When the Rhythm Devils play (whoa — actually have a reason to mention them in a thread! I feel so… so… validated) a few things can be going on. They can both carry the beat but have an interweaving conversation (sort of call and response) that is much more fluid and expressive than one drummer constantly putting in fills. The rhythm keeper actually opens up more space. They can both be playing intricate (or simple) syllables that together form a cohesive beat. Also, one drummer carrying the beat gives the other time and opportunity to play other percussion instruments (i.e., those not attached to the drum set) to add accent or drop into one of the above possibilities.
Take a listen to Grateful Dead shows in the early seventies — shows sans Mickey. They are a lot tighter in some ways and can take some pretty sharp turns. But add Mickey back in, and the depth and color intensifies beyond reason.
I play in a lot of drum circles (djembe) both pick-up and with traditional African rhythms, and all the above applies with three, four, ten, whatever drummers you have.
(Thinking of your nick, consider the difference between Groucho on his own (say, in You Bet Your Life) and the brothers interactions in a film. Humor and drumming are similar in the pacing of a joke and the timing of a punch line.)
Well, not exactly what you’re after, but apparently, during the post-tour studio preparation of the great Stones live album Get Yer Ya Yas Out!, Bill Wyman overdubbed some bass parts over his own ones from the live performances, so you can hear two basses going at it on the finished product.
While the period that Mickey was absent did have some great performances, and the flow was quite distinct, only when Billy and Mickey were playing together, entrained in tandem, did the Grateful Dead realise its full musical potential…
Long forgotten Brit sensation band Zigue Zigue Sputnik had two drummers, often performing at the front of the stage. The question of whether anyone could keep time with anyone else was largely irrelevant.
Talking Heads used two bassists - Busta Jones & Tina Weymouth - on their 80-81 tour. I’m not schooled enough on the album from that period (The Name of this band is Talking Heads) to comment on how it worked out.
Ideally, as other posters have said, there is either clear roles (you keep the beat while I add fills for drums; you hold down the low-end while I play more melodic stuff up the neck for bass) or clear communication where the two/multiple players can “finish each other’s sentence,” i.e., each play parts of a full rhythm figure, riff or melodic phrase.
The question is - how do you figure that out?

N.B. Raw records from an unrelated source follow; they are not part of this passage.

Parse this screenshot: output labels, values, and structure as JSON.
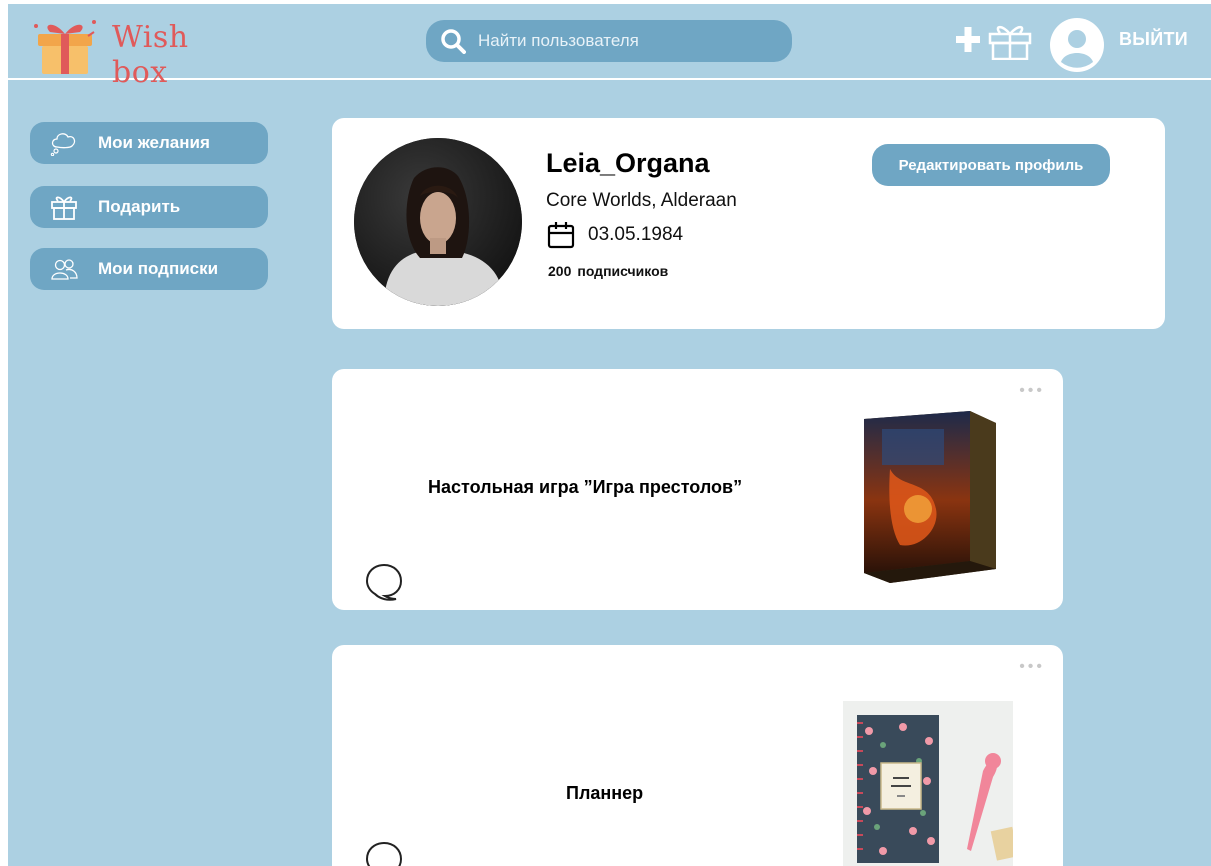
{
  "header": {
    "logo_text": "Wish box",
    "search_placeholder": "Найти пользователя",
    "logout_label": "ВЫЙТИ"
  },
  "sidebar": {
    "items": [
      {
        "label": "Мои желания",
        "icon": "cloud-icon"
      },
      {
        "label": "Подарить",
        "icon": "gift-icon"
      },
      {
        "label": "Мои подписки",
        "icon": "users-icon"
      }
    ]
  },
  "profile": {
    "username": "Leia_Organa",
    "location": "Core Worlds, Alderaan",
    "birthdate": "03.05.1984",
    "subscribers_count": "200",
    "subscribers_label": "подписчиков",
    "edit_label": "Редактировать профиль"
  },
  "wishes": [
    {
      "title": "Настольная игра ”Игра престолов”",
      "image": "board-game-box"
    },
    {
      "title": "Планнер",
      "image": "daily-planner"
    }
  ],
  "colors": {
    "background": "#acd0e2",
    "accent": "#6fa6c4",
    "logo": "#e05a5a",
    "card": "#ffffff"
  }
}
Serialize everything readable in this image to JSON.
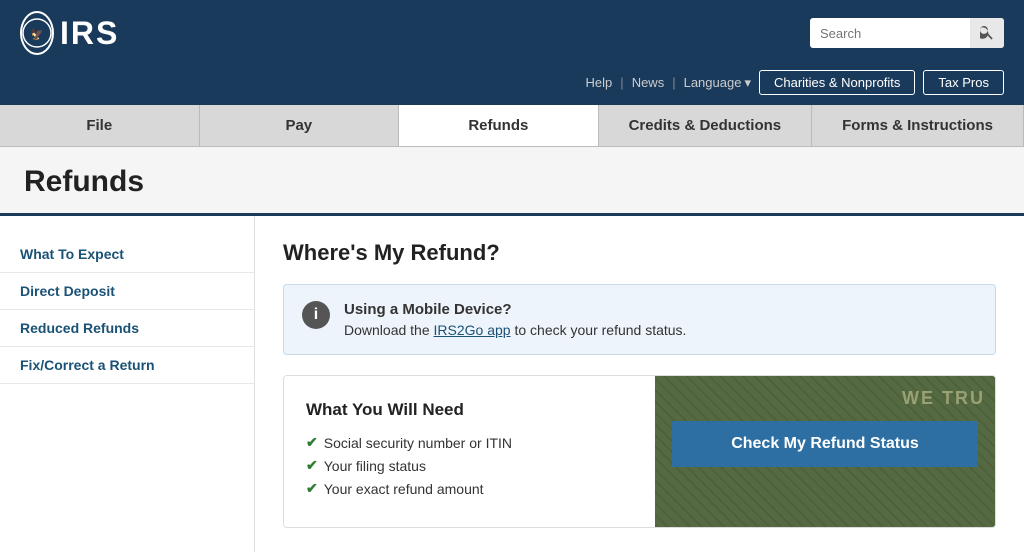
{
  "header": {
    "logo_text": "IRS",
    "logo_emblem": "🦅",
    "search_placeholder": "Search"
  },
  "utility_nav": {
    "help": "Help",
    "news": "News",
    "language": "Language",
    "charities_btn": "Charities & Nonprofits",
    "tax_pros_btn": "Tax Pros"
  },
  "main_nav": {
    "items": [
      {
        "label": "File",
        "active": false
      },
      {
        "label": "Pay",
        "active": false
      },
      {
        "label": "Refunds",
        "active": true
      },
      {
        "label": "Credits & Deductions",
        "active": false
      },
      {
        "label": "Forms & Instructions",
        "active": false
      }
    ]
  },
  "page": {
    "title": "Refunds"
  },
  "sidebar": {
    "items": [
      {
        "label": "What To Expect"
      },
      {
        "label": "Direct Deposit"
      },
      {
        "label": "Reduced Refunds"
      },
      {
        "label": "Fix/Correct a Return"
      }
    ]
  },
  "main_content": {
    "section_title": "Where's My Refund?",
    "info_box": {
      "heading": "Using a Mobile Device?",
      "text_before": "Download the ",
      "link_text": "IRS2Go app",
      "text_after": " to check your refund status."
    },
    "refund_card": {
      "title": "What You Will Need",
      "checklist": [
        "Social security number or ITIN",
        "Your filing status",
        "Your exact refund amount"
      ],
      "cta_button": "Check My Refund Status",
      "bill_text": "WE TRU"
    }
  }
}
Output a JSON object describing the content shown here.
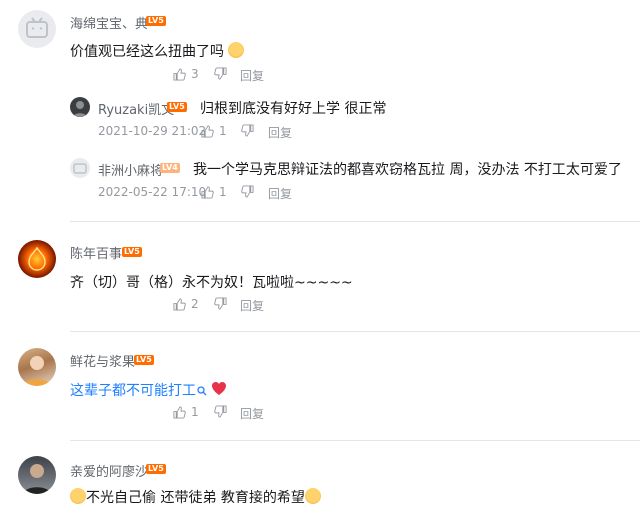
{
  "comments": [
    {
      "user": "海绵宝宝、典",
      "level": "LV5",
      "text": "价值观已经这么扭曲了吗",
      "likes": "3",
      "reply_label": "回复",
      "replies": [
        {
          "user": "Ryuzaki凯文",
          "level": "LV5",
          "text": "归根到底没有好好上学  很正常",
          "time": "2021-10-29 21:02",
          "likes": "1",
          "reply_label": "回复"
        },
        {
          "user": "非洲小麻将",
          "level": "LV4",
          "text": "我一个学马克思辩证法的都喜欢窃格瓦拉 周，没办法 不打工太可爱了",
          "time": "2022-05-22 17:10",
          "likes": "1",
          "reply_label": "回复"
        }
      ]
    },
    {
      "user": "陈年百事",
      "level": "LV5",
      "text": "齐（切）哥（格）永不为奴！瓦啦啦~~~~~",
      "likes": "2",
      "reply_label": "回复"
    },
    {
      "user": "鲜花与浆果",
      "level": "LV5",
      "text": "这辈子都不可能打工",
      "likes": "1",
      "reply_label": "回复"
    },
    {
      "user": "亲爱的阿廖沙",
      "level": "LV5",
      "text": "不光自己偷  还带徒弟  教育接的希望"
    }
  ],
  "colors": {
    "lv5": "#ff6c00",
    "lv4": "#ffb37c",
    "link": "#1e80ff",
    "heart": "#e8324a"
  },
  "icons": {
    "like": "thumbs-up-icon",
    "emoji": "emoji-icon",
    "search": "search-icon",
    "heart": "heart-icon"
  }
}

And again, it depends. I can speak to guitars, because it is what I know, but this applies to any situation where you have more than one of the same instrument.
When I am picking apart and arranging a song -
First figure out the obvious parts - if they are clear and more than one X is called for, then you’re all set - assign the parts and move on
if the division of labor is not so clear, then you need to assess and negotiate between the two players. Is one particularly good at one aspect of the instrument and the other player good at something else - and can that division of labor be applied to this song? Are there any cool ways to break the part down so you two can “finish each other’s sentences”? What would that look like? Are there any crescendo-type sections where playing in unison adds volume and power and isn’t just a weak-ass lack of arrangement?
this involves random brainstorming and experimenting - you two simply get behind closed doors and try stuff out…then you re-join the full group and trot out what you’ve worked out and see if it works with them, too…